Many decisions in farming and gardening involve weighing up the pros and cons, and this even applies to netting. You’d think it would be a no-brainer—put on a net and save the fruit, right?
Well, this photo demonstrates one of the downsides, which becomes obvious when you take the drape nets off.
All the growing tips (or “leaders”) at the top of each limb have grown bent over. If they’ve been held down by the net for too long while they’re flexible and growing strongly, they may have permanently taken on that bent shape and won’t spring back to the vertical when the nets are removed.
It’s a great lesson in why it’s best to remove the nets as soon as you’ve picked the fruit, and while the trees still have leaves on them. Ant has taken this message on board, and usually manages to gets the nets off the trees in good time.
The poor bent tree is a 4 year old peach tree, which grew very and yielded a lovely crop of peaches the year this photo was taken. It was netted it in plenty of time to save the fruit from the birds, and what should have happened next was the removal of the nets.
But, things got busy, it never quite got to the top of the ‘to do’ list, and you can see the consequences.

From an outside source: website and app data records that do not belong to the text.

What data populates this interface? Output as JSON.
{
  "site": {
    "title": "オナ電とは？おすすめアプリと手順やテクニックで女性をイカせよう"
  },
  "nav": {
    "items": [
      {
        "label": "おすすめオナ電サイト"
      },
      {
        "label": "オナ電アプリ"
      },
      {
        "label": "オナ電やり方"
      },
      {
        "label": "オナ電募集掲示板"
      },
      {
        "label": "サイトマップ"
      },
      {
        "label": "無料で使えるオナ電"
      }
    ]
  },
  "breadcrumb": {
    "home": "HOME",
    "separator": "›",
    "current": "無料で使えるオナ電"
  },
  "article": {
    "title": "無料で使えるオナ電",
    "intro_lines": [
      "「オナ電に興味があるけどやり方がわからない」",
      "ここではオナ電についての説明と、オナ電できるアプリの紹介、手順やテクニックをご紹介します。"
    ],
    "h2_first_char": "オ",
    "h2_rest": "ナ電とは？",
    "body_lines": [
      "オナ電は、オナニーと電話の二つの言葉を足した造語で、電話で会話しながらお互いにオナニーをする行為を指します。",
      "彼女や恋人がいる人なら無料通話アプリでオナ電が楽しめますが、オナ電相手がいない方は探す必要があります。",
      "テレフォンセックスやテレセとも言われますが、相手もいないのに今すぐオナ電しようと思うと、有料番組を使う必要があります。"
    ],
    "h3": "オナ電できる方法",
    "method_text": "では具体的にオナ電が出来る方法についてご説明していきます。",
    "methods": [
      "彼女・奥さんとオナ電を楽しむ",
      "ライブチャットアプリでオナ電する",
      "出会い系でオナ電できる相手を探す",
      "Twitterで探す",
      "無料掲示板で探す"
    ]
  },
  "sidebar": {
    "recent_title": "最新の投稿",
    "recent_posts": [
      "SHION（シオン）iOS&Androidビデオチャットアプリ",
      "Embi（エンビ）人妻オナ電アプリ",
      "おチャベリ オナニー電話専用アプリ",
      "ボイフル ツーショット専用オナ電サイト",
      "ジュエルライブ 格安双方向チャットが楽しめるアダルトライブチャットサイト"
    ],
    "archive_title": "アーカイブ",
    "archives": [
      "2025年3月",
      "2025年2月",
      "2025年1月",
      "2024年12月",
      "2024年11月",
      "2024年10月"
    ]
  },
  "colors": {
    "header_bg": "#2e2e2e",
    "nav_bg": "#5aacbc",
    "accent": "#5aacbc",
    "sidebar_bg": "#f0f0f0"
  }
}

However, all is not lost, and in fact the benefits definitely outweigh the cons. It’s actually not difficult to correct—a bit of careful pruning at the top of the limbs will usually remove most of the bend and this will help the limbs continue their growth in a mostly straight line next year.
It can also help to slow the growth of a vigorous tree, which will help it to settle down and produce fruit, rather than put all its energy into growth.

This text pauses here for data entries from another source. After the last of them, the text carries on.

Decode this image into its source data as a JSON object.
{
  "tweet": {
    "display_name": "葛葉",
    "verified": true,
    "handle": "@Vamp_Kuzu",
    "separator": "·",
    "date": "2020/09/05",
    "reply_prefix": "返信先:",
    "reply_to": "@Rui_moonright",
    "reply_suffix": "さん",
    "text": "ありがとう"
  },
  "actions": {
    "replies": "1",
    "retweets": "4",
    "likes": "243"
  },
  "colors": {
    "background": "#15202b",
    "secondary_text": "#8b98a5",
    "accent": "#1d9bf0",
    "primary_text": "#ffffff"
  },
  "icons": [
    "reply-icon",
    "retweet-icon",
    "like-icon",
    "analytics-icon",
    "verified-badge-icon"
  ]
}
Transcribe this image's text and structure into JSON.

It’s also really interesting to note how easy it is to influence the way a tree grows, which can be particularly useful if you’re aiming for a particular shape of tree like an espalier, for example. It’s not difficult to encourage the tree to grow the way you want it to. Find out more about how to create espaliers, vases, and other fruit tree forms in Pruning by Numbers: A Guide to Pruning Deciduous Fruit Trees.
That’s the silver lining in this particular cloud!